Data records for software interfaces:
■ ■ ■

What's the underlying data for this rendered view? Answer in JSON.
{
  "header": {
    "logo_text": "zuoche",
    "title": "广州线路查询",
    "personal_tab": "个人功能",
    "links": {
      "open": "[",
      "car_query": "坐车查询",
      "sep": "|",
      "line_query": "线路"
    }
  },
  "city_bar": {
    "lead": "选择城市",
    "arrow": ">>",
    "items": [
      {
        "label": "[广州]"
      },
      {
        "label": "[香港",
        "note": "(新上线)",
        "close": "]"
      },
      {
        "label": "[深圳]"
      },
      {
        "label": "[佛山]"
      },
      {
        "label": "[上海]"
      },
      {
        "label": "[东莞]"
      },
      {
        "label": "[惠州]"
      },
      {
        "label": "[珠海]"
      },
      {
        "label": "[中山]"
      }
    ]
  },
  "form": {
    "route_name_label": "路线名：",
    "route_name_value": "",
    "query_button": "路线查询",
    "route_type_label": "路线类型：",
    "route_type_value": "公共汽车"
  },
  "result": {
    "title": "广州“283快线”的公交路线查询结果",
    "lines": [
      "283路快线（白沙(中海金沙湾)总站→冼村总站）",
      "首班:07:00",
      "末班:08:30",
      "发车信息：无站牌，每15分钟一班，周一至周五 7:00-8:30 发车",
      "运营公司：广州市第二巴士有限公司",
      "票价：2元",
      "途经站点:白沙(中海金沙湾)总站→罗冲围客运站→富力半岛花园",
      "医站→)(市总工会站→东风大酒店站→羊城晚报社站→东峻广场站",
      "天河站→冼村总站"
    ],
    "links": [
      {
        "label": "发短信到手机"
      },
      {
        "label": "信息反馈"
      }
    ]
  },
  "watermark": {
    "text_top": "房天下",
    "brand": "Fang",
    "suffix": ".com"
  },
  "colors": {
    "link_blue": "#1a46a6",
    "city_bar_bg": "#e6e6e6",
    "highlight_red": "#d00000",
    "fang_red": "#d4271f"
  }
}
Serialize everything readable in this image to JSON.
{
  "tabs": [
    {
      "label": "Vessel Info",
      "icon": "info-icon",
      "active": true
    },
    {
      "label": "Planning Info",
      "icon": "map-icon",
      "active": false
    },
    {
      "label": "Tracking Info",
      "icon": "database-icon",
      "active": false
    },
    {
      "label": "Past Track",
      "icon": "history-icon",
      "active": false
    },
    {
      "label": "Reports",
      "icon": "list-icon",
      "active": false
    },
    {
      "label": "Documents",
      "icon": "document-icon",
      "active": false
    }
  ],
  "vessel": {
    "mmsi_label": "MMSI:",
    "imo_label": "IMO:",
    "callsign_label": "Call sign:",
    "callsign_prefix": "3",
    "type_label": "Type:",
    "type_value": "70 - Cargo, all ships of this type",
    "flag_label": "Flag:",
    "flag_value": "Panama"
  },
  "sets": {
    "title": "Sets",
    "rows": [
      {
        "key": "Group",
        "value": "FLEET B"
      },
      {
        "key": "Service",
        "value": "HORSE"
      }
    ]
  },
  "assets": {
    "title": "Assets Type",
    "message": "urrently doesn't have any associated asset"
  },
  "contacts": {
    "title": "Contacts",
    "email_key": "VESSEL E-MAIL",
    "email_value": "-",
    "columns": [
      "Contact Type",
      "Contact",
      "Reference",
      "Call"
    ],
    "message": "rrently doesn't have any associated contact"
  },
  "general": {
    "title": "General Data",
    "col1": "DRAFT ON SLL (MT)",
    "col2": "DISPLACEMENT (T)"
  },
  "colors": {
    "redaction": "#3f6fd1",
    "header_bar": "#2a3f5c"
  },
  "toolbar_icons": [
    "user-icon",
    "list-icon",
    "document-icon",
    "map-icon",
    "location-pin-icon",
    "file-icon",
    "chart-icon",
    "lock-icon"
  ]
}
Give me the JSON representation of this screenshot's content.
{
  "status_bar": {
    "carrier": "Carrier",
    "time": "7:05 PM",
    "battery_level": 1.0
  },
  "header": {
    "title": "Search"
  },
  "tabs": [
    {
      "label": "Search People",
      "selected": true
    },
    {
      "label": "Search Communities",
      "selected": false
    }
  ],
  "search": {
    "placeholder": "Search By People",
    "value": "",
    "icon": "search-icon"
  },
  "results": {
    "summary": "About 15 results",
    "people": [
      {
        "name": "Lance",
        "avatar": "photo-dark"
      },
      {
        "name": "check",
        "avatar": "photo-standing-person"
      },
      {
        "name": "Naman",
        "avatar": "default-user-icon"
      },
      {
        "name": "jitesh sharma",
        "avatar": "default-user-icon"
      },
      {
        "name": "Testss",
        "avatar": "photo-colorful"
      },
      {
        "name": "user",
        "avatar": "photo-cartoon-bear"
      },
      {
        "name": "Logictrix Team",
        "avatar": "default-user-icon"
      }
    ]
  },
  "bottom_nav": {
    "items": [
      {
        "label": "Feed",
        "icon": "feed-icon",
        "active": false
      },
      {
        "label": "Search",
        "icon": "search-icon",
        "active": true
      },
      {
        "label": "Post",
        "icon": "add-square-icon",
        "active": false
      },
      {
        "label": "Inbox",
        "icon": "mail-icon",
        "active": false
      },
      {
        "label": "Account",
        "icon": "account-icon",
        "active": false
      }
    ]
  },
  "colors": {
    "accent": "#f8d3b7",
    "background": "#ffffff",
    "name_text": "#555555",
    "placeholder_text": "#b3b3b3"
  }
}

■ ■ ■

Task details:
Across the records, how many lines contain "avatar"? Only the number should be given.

Problem solution:
7